- Problem details -
For every record that follows, write out the text exactly and omit the picture, if one is present.

Stored dataset items:
>>>>>

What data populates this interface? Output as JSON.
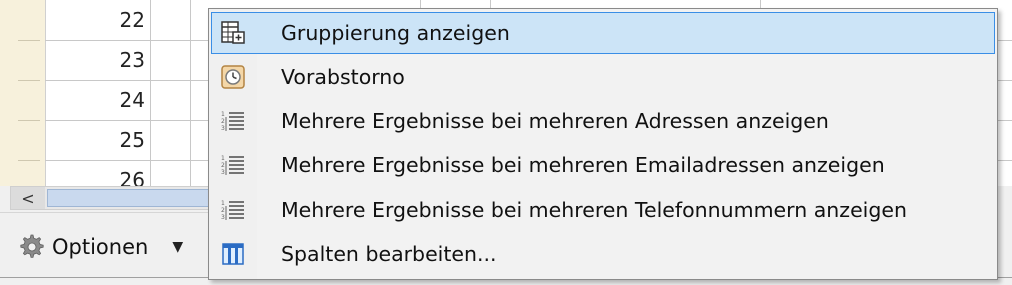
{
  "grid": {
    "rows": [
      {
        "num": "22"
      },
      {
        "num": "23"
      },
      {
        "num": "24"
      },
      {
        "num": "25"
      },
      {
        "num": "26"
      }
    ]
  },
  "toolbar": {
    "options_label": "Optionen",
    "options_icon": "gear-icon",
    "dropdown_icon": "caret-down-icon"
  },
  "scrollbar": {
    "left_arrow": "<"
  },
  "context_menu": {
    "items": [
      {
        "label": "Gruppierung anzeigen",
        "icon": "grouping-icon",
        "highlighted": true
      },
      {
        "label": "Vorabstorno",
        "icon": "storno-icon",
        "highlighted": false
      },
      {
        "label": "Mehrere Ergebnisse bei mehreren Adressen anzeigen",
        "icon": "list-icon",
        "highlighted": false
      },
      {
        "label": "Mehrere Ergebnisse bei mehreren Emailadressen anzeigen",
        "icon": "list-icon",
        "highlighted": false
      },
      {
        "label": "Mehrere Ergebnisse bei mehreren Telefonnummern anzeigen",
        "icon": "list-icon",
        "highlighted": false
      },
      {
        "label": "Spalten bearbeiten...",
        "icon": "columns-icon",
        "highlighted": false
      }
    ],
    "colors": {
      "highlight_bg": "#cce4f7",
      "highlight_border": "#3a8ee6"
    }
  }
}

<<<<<

- Exercise solution -
What data populates this interface? Output as JSON.
{
  "grid": {
    "rows": [
      {
        "num": "22"
      },
      {
        "num": "23"
      },
      {
        "num": "24"
      },
      {
        "num": "25"
      },
      {
        "num": "26"
      }
    ]
  },
  "toolbar": {
    "options_label": "Optionen",
    "options_icon": "gear-icon",
    "dropdown_icon": "caret-down-icon"
  },
  "scrollbar": {
    "left_arrow": "<"
  },
  "context_menu": {
    "items": [
      {
        "label": "Gruppierung anzeigen",
        "icon": "grouping-icon",
        "highlighted": true
      },
      {
        "label": "Vorabstorno",
        "icon": "storno-icon",
        "highlighted": false
      },
      {
        "label": "Mehrere Ergebnisse bei mehreren Adressen anzeigen",
        "icon": "list-icon",
        "highlighted": false
      },
      {
        "label": "Mehrere Ergebnisse bei mehreren Emailadressen anzeigen",
        "icon": "list-icon",
        "highlighted": false
      },
      {
        "label": "Mehrere Ergebnisse bei mehreren Telefonnummern anzeigen",
        "icon": "list-icon",
        "highlighted": false
      },
      {
        "label": "Spalten bearbeiten...",
        "icon": "columns-icon",
        "highlighted": false
      }
    ],
    "colors": {
      "highlight_bg": "#cce4f7",
      "highlight_border": "#3a8ee6"
    }
  }
}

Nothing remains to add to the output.